What was something unexpected that came out of working on Girl, Interrupted?
I don’t have many girlfriends--I mean, I have friends. I have more than most and I have them on a deeper level. We’ve had that time no matter how brief it was. You know, very complete and very full. But right now, we’re on separate journeys, but, suddenly, I discovered I had these girlfriends. There were certain girls in the ward that would come in my trailer and we would go on road trips and I knew these women, and it was amazing. Just to be silly. Just to have like a pack of people together. It’s not you and the other person or it’s not you by yourself, it’s actually a group of people and you go shopping and you want to bring toys back or you wanna like cook dinner together. I think it was something I learned that was just amazing to me. What that’s like to really get to know people and really be a team.
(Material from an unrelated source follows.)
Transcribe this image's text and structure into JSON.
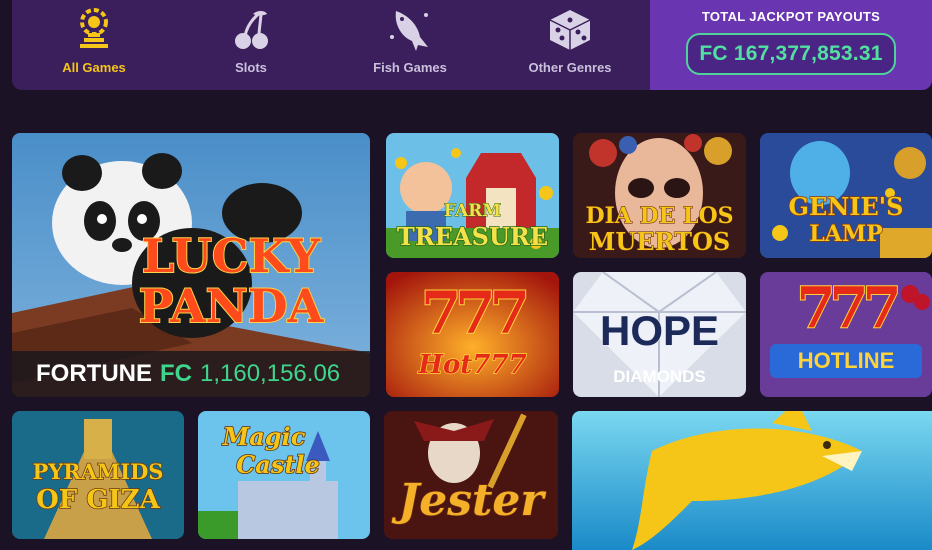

Now that you’re a bona fide star, has it becoming increasingly difficult dealing with intrusive fans?
No. Not at all. Mind you, I’m just going from that hotel to this hotel, but so far, no problem. Two, three weeks ago, I was going on the subway. And maybe a few people came up to me. It was like “Hi.” “Hi.” and then it was like, fine, “She’s there. She’s boring. Now we gotta ride the subway.”
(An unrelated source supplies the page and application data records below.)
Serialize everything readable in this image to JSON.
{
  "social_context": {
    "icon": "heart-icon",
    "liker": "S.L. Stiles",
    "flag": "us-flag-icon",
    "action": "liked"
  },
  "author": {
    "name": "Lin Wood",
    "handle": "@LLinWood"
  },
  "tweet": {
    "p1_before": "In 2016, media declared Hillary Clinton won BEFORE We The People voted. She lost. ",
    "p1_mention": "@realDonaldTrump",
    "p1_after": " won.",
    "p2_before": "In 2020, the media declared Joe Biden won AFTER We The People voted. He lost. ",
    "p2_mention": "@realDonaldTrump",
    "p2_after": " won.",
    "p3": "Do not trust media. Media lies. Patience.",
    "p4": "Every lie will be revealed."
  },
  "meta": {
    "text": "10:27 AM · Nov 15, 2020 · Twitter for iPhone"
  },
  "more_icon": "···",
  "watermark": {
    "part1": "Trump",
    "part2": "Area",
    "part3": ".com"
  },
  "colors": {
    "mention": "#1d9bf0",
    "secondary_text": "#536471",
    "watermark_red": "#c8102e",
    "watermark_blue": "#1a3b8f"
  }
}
I think if you don’t make a big deal out of it, nobody does. I think that the people that come up to you and recognize you, that’s the reason I’m working. That’s the reason I’m doing films because I do feel I’m connected to those people. They’re not insane to think that they’re connected to me and want to say, “hi.” I do want them to say, “hi.” I am connected with them. They do know me. They identify that we are similar. And it’s great.
With your two Golden Globes and the success of The Bone Collector, you are definitely on the Hollywood “It” List now. Are you aware of the hype and spin and buzz surrounding you?
I’ve just been trying to put together this film with Michael Christofer. That’s the one I’ve wanted to do and that’s the one that nobody was gonna greenlight no matter what. I’ve seen all the press I’ve been getting. There’s something going on.
I imagine your agent is probably inundated with calls for you.
I don’t have an agent. I have a very overworked manager.
So what’s this project with Cristofer?
Dancing in the Dark.
And what’s it about?
It’s so much about control and it’s so much about people and manipulating them. I plan to go down to Mexico and get to know the people. I want to know the people who live there. Somehow you have to find your loyalties, so I’m about to go in there to find those people who can protect me, you know. I’ve heard different things about these areas where we’re going to be.
Michael comes from such a good place, we’re gonna go into it thinking that, but we’re gonna come out of it--which is what they did--thinking those woman are our girlfriends. They are such beautiful women. And I think because the characters are like that, I know I’m going to end up dealing with it in that way. I think what I’m saying is I’m gonna end up gambling and hanging around with violent people and prostitutes.
These characters are that level of person. My character has different personalities…again! But they’re good personalities! They’re lovely.
Weren’t you considering buying a motel at a point?
I’m about to buy something just a little strange. But not a motel.
Is it John Merrick’s body?
No, it’s something practical.
John Merrick’s body isn’t practical?
Well, immediately… well, yeah, but not to me right now. (laughs) Actually, it’s really impractical. I’m trying to convince myself it’s practical. I don’t know what I’m doing. It’s some place to live in.
You can’t live in John Merrick’s body?
(giggles) I like you so much.